June 6, 2013. Commissioner Bud Selig heads to the podium at MLB Draft Headquarters. “With the 33rd and final pick of the first round of the 2013 MLB Draft, the New York Yankees select, Ian Clarkin, left handed pitcher, San Diego, California.” With that, the camera pans to the family section (designed ingeniously like a dugout) and out comes Clarkin. He removes his sports coat and dons for the first time his uniform with the emblematic New York Yankee logo on his chest. Hugs from family and the obligatory photo with the Commish follow.
The MLB Network, who was providing live coverage, had pre-recorded video “packages” for many of the top draft prospects. Each “package” was comprised of a video of the player, both game coverage as well as interview content. For Clarkin, there was a clip in his interview where he described his happiest baseball moment. And here is where the fun began.
Clarkin revealed that his favorite baseball moment growing up was when Luis Gonzalez hit a bloop single over the head of Derek Jeter for the World Series winning run in 2001. Clarkin said in the interview “I cannot stand the Yankees. so I was actually in tears, I was so happy.” He was pulling for the D-Backs at a time in which most of the country was supporting the otherwise hated Yankees because of 9/11. And here he was, being drafted in the first round by the Damn Yankees. The thought must have crossed his mind that he might soon be introduced to Mariano Rivera, whose 9th inning blown save in that same game 7 of the 2001 World Series is one of the few blemishes on his Hall of Fame career.

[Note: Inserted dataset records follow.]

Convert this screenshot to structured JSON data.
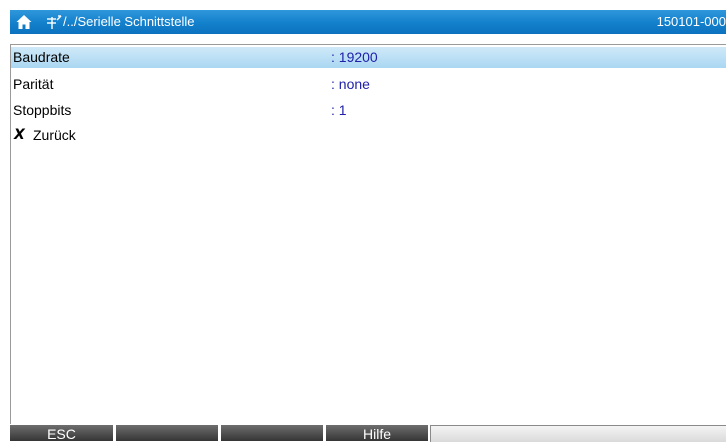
{
  "header": {
    "path": "/../Serielle Schnittstelle",
    "device_id": "150101-000"
  },
  "menu": {
    "items": [
      {
        "label": "Baudrate",
        "value": ": 19200",
        "selected": true
      },
      {
        "label": "Parität",
        "value": ": none",
        "selected": false
      },
      {
        "label": "Stoppbits",
        "value": ": 1",
        "selected": false
      }
    ],
    "back": {
      "icon": "X",
      "label": "Zurück"
    }
  },
  "softkeys": {
    "esc": "ESC",
    "key2": "",
    "key3": "",
    "help": "Hilfe"
  },
  "colors": {
    "header": "#1380cc",
    "selection": "#aad7f2",
    "value_text": "#1f1faa"
  },
  "icons": {
    "home": "home-icon",
    "path": "settings-path-icon"
  }
}
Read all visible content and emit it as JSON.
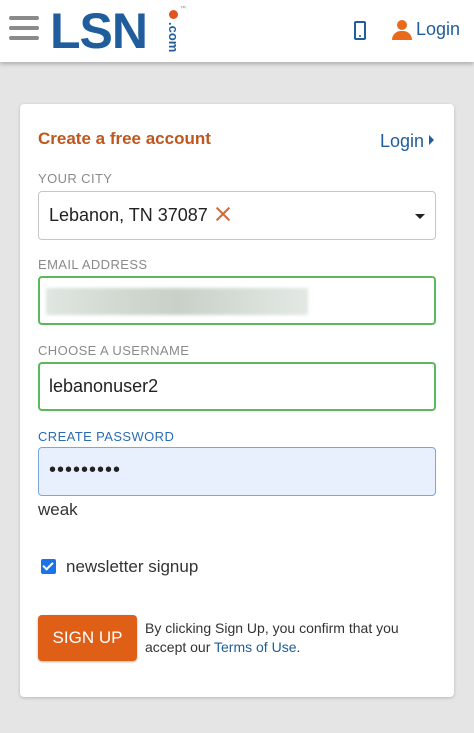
{
  "header": {
    "logo_text": "LSN",
    "logo_suffix": ".com",
    "logo_tm": "™",
    "login_label": "Login",
    "icons": [
      "menu-icon",
      "phone-icon",
      "user-icon"
    ]
  },
  "form": {
    "title": "Create a free account",
    "login_link": "Login",
    "city": {
      "label": "YOUR CITY",
      "value": "Lebanon, TN 37087"
    },
    "email": {
      "label": "EMAIL ADDRESS",
      "value": ""
    },
    "username": {
      "label": "CHOOSE A USERNAME",
      "value": "lebanonuser2"
    },
    "password": {
      "label": "CREATE PASSWORD",
      "value": "•••••••••",
      "strength": "weak"
    },
    "newsletter": {
      "label": "newsletter signup",
      "checked": true
    },
    "signup_button": "SIGN UP",
    "terms_prefix": "By clicking Sign Up, you confirm that you accept our ",
    "terms_link": "Terms of Use",
    "terms_suffix": "."
  },
  "colors": {
    "brand_blue": "#1f5d9c",
    "accent_orange": "#e05f17",
    "valid_green": "#5cb85c"
  }
}
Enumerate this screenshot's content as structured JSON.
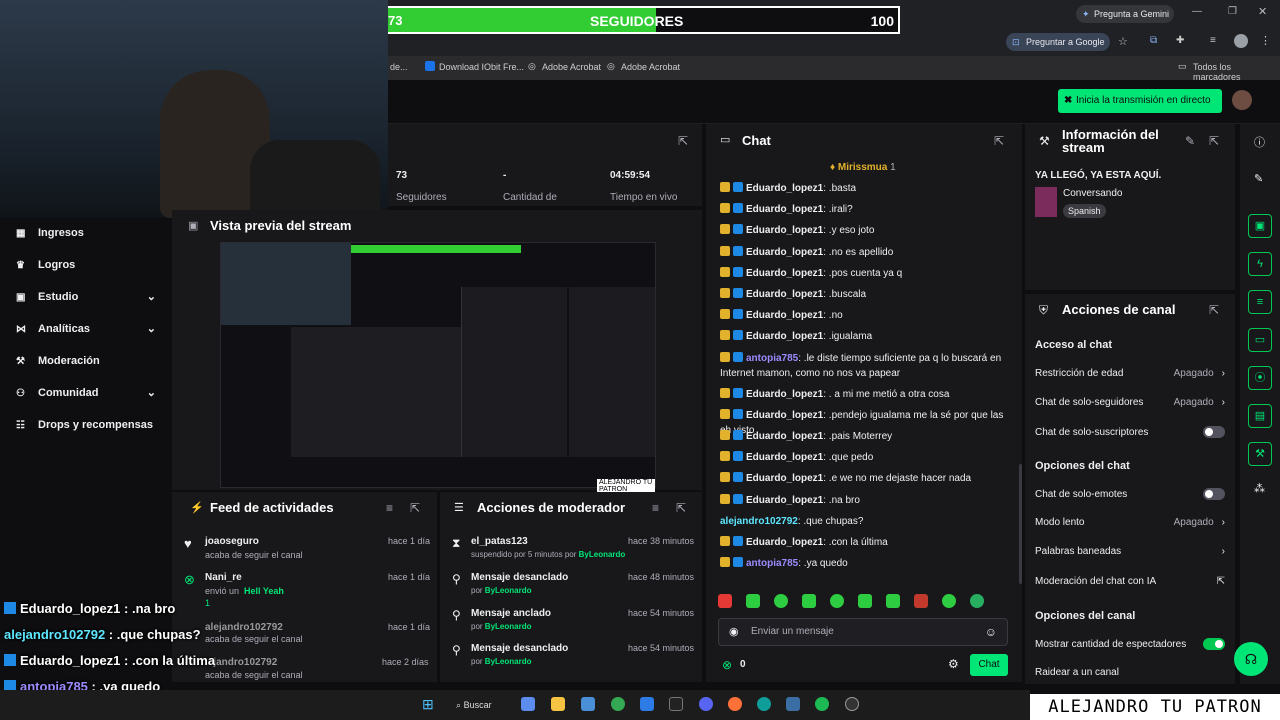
{
  "browser": {
    "gemini_button": "Pregunta a Gemini",
    "google_button": "Preguntar a Google",
    "bookmarks": [
      "de...",
      "Download IObit Fre...",
      "Adobe Acrobat",
      "Adobe Acrobat"
    ],
    "all_bookmarks": "Todos los marcadores"
  },
  "follower_goal": {
    "current": "73",
    "label": "SEGUIDORES",
    "target": "100",
    "progress": 0.73
  },
  "header": {
    "start_stream_button": "Inicia la transmisión en directo"
  },
  "stats": [
    {
      "value": "73",
      "label": "Seguidores"
    },
    {
      "value": "-",
      "label": "Cantidad de"
    },
    {
      "value": "04:59:54",
      "label": "Tiempo en vivo"
    }
  ],
  "preview": {
    "title": "Vista previa del stream",
    "watermark": "ALEJANDRO TU PATRON"
  },
  "sidebar": {
    "items": [
      {
        "label": "Ingresos"
      },
      {
        "label": "Logros"
      },
      {
        "label": "Estudio"
      },
      {
        "label": "Analíticas"
      },
      {
        "label": "Moderación"
      },
      {
        "label": "Comunidad"
      },
      {
        "label": "Drops y recompensas"
      }
    ]
  },
  "activity": {
    "title": "Feed de actividades",
    "items": [
      {
        "name": "joaoseguro",
        "action": "acaba de seguir el canal",
        "time": "hace 1 día"
      },
      {
        "name": "Nani_re",
        "action": "envió un",
        "highlight": "Hell Yeah",
        "points": "1",
        "time": "hace 1 día"
      },
      {
        "name": "alejandro102792",
        "action": "acaba de seguir el canal",
        "time": "hace 1 día"
      },
      {
        "name": "...jandro102792",
        "action": "acaba de seguir el canal",
        "time": "hace 2 días"
      }
    ]
  },
  "mod_actions": {
    "title": "Acciones de moderador",
    "items": [
      {
        "name": "el_patas123",
        "detail": "suspendido por 5 minutos por",
        "by": "ByLeonardo",
        "time": "hace 38 minutos"
      },
      {
        "name": "Mensaje desanclado",
        "detail": "por",
        "by": "ByLeonardo",
        "time": "hace 48 minutos"
      },
      {
        "name": "Mensaje anclado",
        "detail": "por",
        "by": "ByLeonardo",
        "time": "hace 54 minutos"
      },
      {
        "name": "Mensaje desanclado",
        "detail": "por",
        "by": "ByLeonardo",
        "time": "hace 54 minutos"
      }
    ]
  },
  "chat": {
    "title": "Chat",
    "top_gifter": "Mirissmua",
    "top_gifter_count": "1",
    "messages": [
      {
        "badge": "gold",
        "user": "Eduardo_lopez1",
        "color": "#efeff1",
        "text": ": .basta"
      },
      {
        "badge": "gold",
        "user": "Eduardo_lopez1",
        "color": "#efeff1",
        "text": ": .irali?"
      },
      {
        "badge": "gold",
        "user": "Eduardo_lopez1",
        "color": "#efeff1",
        "text": ": .y eso joto"
      },
      {
        "badge": "gold",
        "user": "Eduardo_lopez1",
        "color": "#efeff1",
        "text": ": .no es apellido"
      },
      {
        "badge": "gold",
        "user": "Eduardo_lopez1",
        "color": "#efeff1",
        "text": ": .pos cuenta ya q"
      },
      {
        "badge": "gold",
        "user": "Eduardo_lopez1",
        "color": "#efeff1",
        "text": ": .buscala"
      },
      {
        "badge": "gold",
        "user": "Eduardo_lopez1",
        "color": "#efeff1",
        "text": ": .no"
      },
      {
        "badge": "gold",
        "user": "Eduardo_lopez1",
        "color": "#efeff1",
        "text": ": .igualama"
      },
      {
        "badge": "gold",
        "user": "antopia785",
        "color": "#9b8cff",
        "text": ": .le diste tiempo suficiente pa q lo buscará en Internet mamon, como no nos va papear"
      },
      {
        "badge": "gold",
        "user": "Eduardo_lopez1",
        "color": "#efeff1",
        "text": ": . a mi me metió a otra cosa"
      },
      {
        "badge": "gold",
        "user": "Eduardo_lopez1",
        "color": "#efeff1",
        "text": ": .pendejo igualama me la sé por que las eh visto"
      },
      {
        "badge": "gold",
        "user": "Eduardo_lopez1",
        "color": "#efeff1",
        "text": ": .pais Moterrey"
      },
      {
        "badge": "gold",
        "user": "Eduardo_lopez1",
        "color": "#efeff1",
        "text": ": .que pedo"
      },
      {
        "badge": "gold",
        "user": "Eduardo_lopez1",
        "color": "#efeff1",
        "text": ": .e we no me dejaste hacer nada"
      },
      {
        "badge": "gold",
        "user": "Eduardo_lopez1",
        "color": "#efeff1",
        "text": ": .na bro"
      },
      {
        "badge": "none",
        "user": "alejandro102792",
        "color": "#5ee8ff",
        "text": ": .que chupas?"
      },
      {
        "badge": "gold",
        "user": "Eduardo_lopez1",
        "color": "#efeff1",
        "text": ": .con la última"
      },
      {
        "badge": "gold",
        "user": "antopia785",
        "color": "#9b8cff",
        "text": ": .ya quedo"
      }
    ],
    "input_placeholder": "Enviar un mensaje",
    "points": "0",
    "send_button": "Chat"
  },
  "stream_info": {
    "title": "Información del stream",
    "stream_title": "YA LLEGÓ, YA ESTA AQUÍ.",
    "category": "Conversando",
    "language": "Spanish"
  },
  "channel_actions": {
    "title": "Acciones de canal",
    "sections": [
      {
        "heading": "Acceso al chat"
      },
      {
        "heading": "Opciones del chat"
      },
      {
        "heading": "Opciones del canal"
      }
    ],
    "age_restriction": {
      "label": "Restricción de edad",
      "value": "Apagado"
    },
    "followers_only": {
      "label": "Chat de solo-seguidores",
      "value": "Apagado"
    },
    "subs_only": {
      "label": "Chat de solo-suscriptores",
      "on": false
    },
    "emote_only": {
      "label": "Chat de solo-emotes",
      "on": false
    },
    "slow_mode": {
      "label": "Modo lento",
      "value": "Apagado"
    },
    "banned_words": {
      "label": "Palabras baneadas"
    },
    "ai_moderation": {
      "label": "Moderación del chat con IA"
    },
    "show_viewers": {
      "label": "Mostrar cantidad de espectadores",
      "on": true
    },
    "raid": {
      "label": "Raidear a un canal"
    }
  },
  "overlay_chat": [
    {
      "user": "Eduardo_lopez1",
      "color": "#ffffff",
      "text": " : .na bro"
    },
    {
      "user": "alejandro102792",
      "color": "#5ee8ff",
      "text": " : .que chupas?"
    },
    {
      "user": "Eduardo_lopez1",
      "color": "#ffffff",
      "text": " : .con la última"
    },
    {
      "user": "antopia785",
      "color": "#9b8cff",
      "text": " : .ya quedo"
    }
  ],
  "taskbar": {
    "search": "Buscar"
  },
  "watermark": "ALEJANDRO TU PATRON"
}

There is nothing unusual about the fickle nature of fans based upon the team jersey of a given player. This is best exemplified by fans of the Red Sox and Yankees, baseball’s most celebrated rivalry ever since Babe Ruth was traded/sold from the Red Sox to the Yankees on December 26, 1919. Generations later and consistent with the reciprocal disdain, Wade Boggs, Roger Clemens and Johnny Damon were literally reviled by Yankee die hards until each migrated from Boston to New York during their careers. They soon became part of the Yankee family. The big difference between them and Clarkin is that none of these players were ever quoted as saying that they hated the team that they were now joining.

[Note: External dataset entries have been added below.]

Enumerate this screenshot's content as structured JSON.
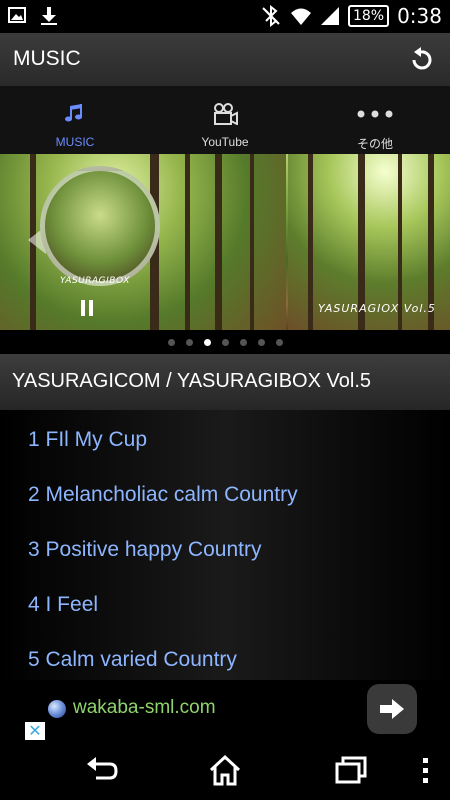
{
  "status_bar": {
    "battery": "18%",
    "time": "0:38",
    "icons": [
      "image-icon",
      "download-icon",
      "bluetooth-off-icon",
      "wifi-icon",
      "signal-icon",
      "battery-icon"
    ]
  },
  "action_bar": {
    "title": "MUSIC",
    "refresh_icon": "refresh-icon"
  },
  "tabs": [
    {
      "label": "MUSIC",
      "icon": "music-note-icon",
      "active": true
    },
    {
      "label": "YouTube",
      "icon": "video-camera-icon",
      "active": false
    },
    {
      "label": "その他",
      "icon": "more-dots-icon",
      "active": false
    }
  ],
  "carousel": {
    "left_cover_text": "YASURAGIBOX",
    "right_cover_text": "YASURAGIOX Vol.5",
    "page_count": 7,
    "active_page": 3
  },
  "album": {
    "title": "YASURAGICOM / YASURAGIBOX Vol.5"
  },
  "tracks": [
    {
      "label": "1 FIl My Cup"
    },
    {
      "label": "2 Melancholiac calm Country"
    },
    {
      "label": "3 Positive happy Country"
    },
    {
      "label": "4 I Feel"
    },
    {
      "label": "5 Calm varied Country"
    }
  ],
  "ad": {
    "link_text": "wakaba-sml.com",
    "close_label": "✕"
  },
  "colors": {
    "accent": "#6b8cff",
    "track_text": "#8db6ff",
    "ad_link": "#8fd46a"
  }
}
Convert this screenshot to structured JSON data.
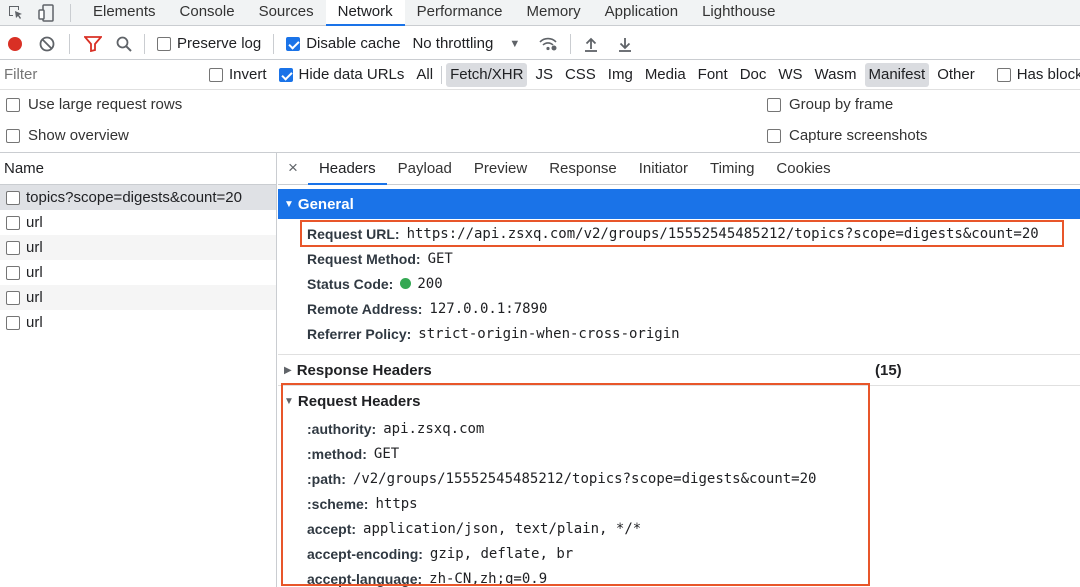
{
  "tabs": [
    "Elements",
    "Console",
    "Sources",
    "Network",
    "Performance",
    "Memory",
    "Application",
    "Lighthouse"
  ],
  "toolbar": {
    "preserve_log": "Preserve log",
    "disable_cache": "Disable cache",
    "throttling": "No throttling"
  },
  "filter": {
    "placeholder": "Filter",
    "invert": "Invert",
    "hide_data_urls": "Hide data URLs",
    "types": [
      "All",
      "Fetch/XHR",
      "JS",
      "CSS",
      "Img",
      "Media",
      "Font",
      "Doc",
      "WS",
      "Wasm",
      "Manifest",
      "Other"
    ],
    "has_blocked": "Has blocked c"
  },
  "options": {
    "large_rows": "Use large request rows",
    "overview": "Show overview",
    "group_by_frame": "Group by frame",
    "capture_screenshots": "Capture screenshots"
  },
  "list": {
    "header": "Name",
    "rows": [
      "topics?scope=digests&count=20",
      "url",
      "url",
      "url",
      "url",
      "url"
    ]
  },
  "detail": {
    "tabs": [
      "Headers",
      "Payload",
      "Preview",
      "Response",
      "Initiator",
      "Timing",
      "Cookies"
    ],
    "general": {
      "title": "General",
      "rows": [
        {
          "k": "Request URL:",
          "v": "https://api.zsxq.com/v2/groups/15552545485212/topics?scope=digests&count=20"
        },
        {
          "k": "Request Method:",
          "v": "GET"
        },
        {
          "k": "Status Code:",
          "v": "200"
        },
        {
          "k": "Remote Address:",
          "v": "127.0.0.1:7890"
        },
        {
          "k": "Referrer Policy:",
          "v": "strict-origin-when-cross-origin"
        }
      ]
    },
    "response_headers": {
      "title": "Response Headers",
      "count": "(15)"
    },
    "request_headers": {
      "title": "Request Headers",
      "rows": [
        {
          "k": ":authority:",
          "v": "api.zsxq.com"
        },
        {
          "k": ":method:",
          "v": "GET"
        },
        {
          "k": ":path:",
          "v": "/v2/groups/15552545485212/topics?scope=digests&count=20"
        },
        {
          "k": ":scheme:",
          "v": "https"
        },
        {
          "k": "accept:",
          "v": "application/json, text/plain, */*"
        },
        {
          "k": "accept-encoding:",
          "v": "gzip, deflate, br"
        },
        {
          "k": "accept-language:",
          "v": "zh-CN,zh;q=0.9"
        }
      ]
    }
  },
  "colors": {
    "accent": "#1a73e8",
    "highlight_box": "#e8562a",
    "record": "#d93025",
    "status_ok": "#34a853"
  }
}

Clarkin’s father is also known to be a Yankee hater. But many parents have had to reassess their allegiances based upon the career path of their children. Take, for example, Archie Manning, who had established a legacy at Ole Miss. There is even a street named after him. When his son, Peyton, had to select a college, he chose SEC rival Tennessee. “Blasphemy” shouted the Ole Miss faithful! Yet I am fairly certain that during Peyton’s years at the University of Tennessee, Archie never rooted against the Vols, even as Peyton competed against Archie’s Ole Miss (which, by the way, Tennessee won 41-3 in 1996 and 31-17 in 1997).

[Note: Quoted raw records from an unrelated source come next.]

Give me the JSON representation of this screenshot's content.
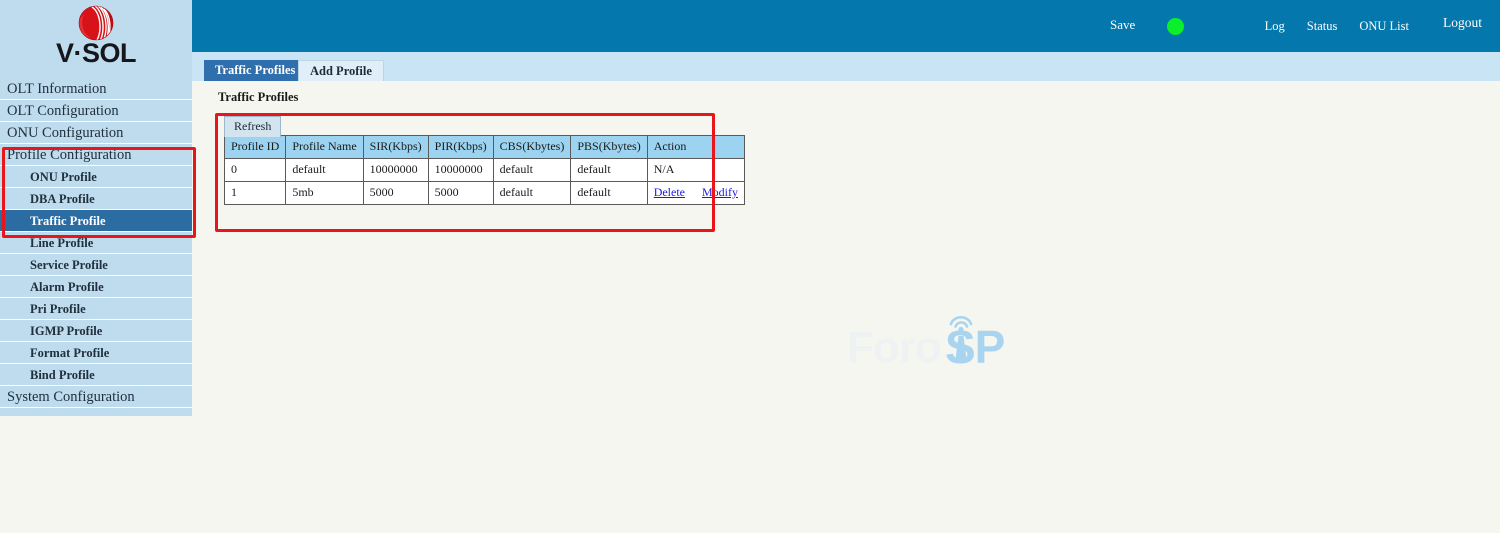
{
  "brand": {
    "name": "V·SOL",
    "logo_icon": "vsol-sphere-logo"
  },
  "header": {
    "save_label": "Save",
    "status_indicator_color": "#0bee2b",
    "status_indicator_icon": "status-dot-icon",
    "links": [
      {
        "label": "Log",
        "name": "log"
      },
      {
        "label": "Status",
        "name": "status"
      },
      {
        "label": "ONU List",
        "name": "onu-list"
      }
    ],
    "logout_label": "Logout",
    "background_color": "#0477ac"
  },
  "sidebar": {
    "items": [
      {
        "label": "OLT Information",
        "level": "top",
        "selected": false
      },
      {
        "label": "OLT Configuration",
        "level": "top",
        "selected": false
      },
      {
        "label": "ONU Configuration",
        "level": "top",
        "selected": false
      },
      {
        "label": "Profile Configuration",
        "level": "top",
        "selected": false
      },
      {
        "label": "ONU Profile",
        "level": "sub",
        "selected": false
      },
      {
        "label": "DBA Profile",
        "level": "sub",
        "selected": false
      },
      {
        "label": "Traffic Profile",
        "level": "sub",
        "selected": true
      },
      {
        "label": "Line Profile",
        "level": "sub",
        "selected": false
      },
      {
        "label": "Service Profile",
        "level": "sub",
        "selected": false
      },
      {
        "label": "Alarm Profile",
        "level": "sub",
        "selected": false
      },
      {
        "label": "Pri Profile",
        "level": "sub",
        "selected": false
      },
      {
        "label": "IGMP Profile",
        "level": "sub",
        "selected": false
      },
      {
        "label": "Format Profile",
        "level": "sub",
        "selected": false
      },
      {
        "label": "Bind Profile",
        "level": "sub",
        "selected": false
      },
      {
        "label": "System Configuration",
        "level": "top",
        "selected": false
      }
    ],
    "background_color": "#bfdcef",
    "selected_color": "#2b6ca3"
  },
  "tabs": [
    {
      "label": "Traffic Profiles",
      "active": true
    },
    {
      "label": "Add Profile",
      "active": false
    }
  ],
  "main": {
    "page_title": "Traffic Profiles",
    "refresh_label": "Refresh",
    "table": {
      "columns": [
        "Profile ID",
        "Profile Name",
        "SIR(Kbps)",
        "PIR(Kbps)",
        "CBS(Kbytes)",
        "PBS(Kbytes)",
        "Action"
      ],
      "rows": [
        {
          "profile_id": "0",
          "profile_name": "default",
          "sir": "10000000",
          "pir": "10000000",
          "cbs": "default",
          "pbs": "default",
          "action_text": "N/A",
          "has_links": false
        },
        {
          "profile_id": "1",
          "profile_name": "5mb",
          "sir": "5000",
          "pir": "5000",
          "cbs": "default",
          "pbs": "default",
          "action_text": "",
          "has_links": true,
          "delete_label": "Delete",
          "modify_label": "Modify"
        }
      ]
    }
  },
  "watermark": {
    "text_left": "Foro",
    "text_right": "SP",
    "icon": "antenna-tower-icon",
    "color_left": "#eef2f2",
    "color_right": "#a9d4ef"
  },
  "annotations": {
    "highlight_color": "#e8161a",
    "boxes": [
      {
        "name": "sidebar-profile-section-highlight"
      },
      {
        "name": "traffic-profiles-table-highlight"
      }
    ]
  }
}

Assume Clarkin one day pitches at the major league level for the Yankees. I am willing to bet the farm that Clarkin will find it to be a dream come true rather than a nightmare wearing the Yankee pinstripes. And I will double down on that bet and predict that his dad will be seated in the Yankee family section behind home plate, donning his own Yankee hat and a grin from ear to ear, rooting for the team that he spent a lifetime despising.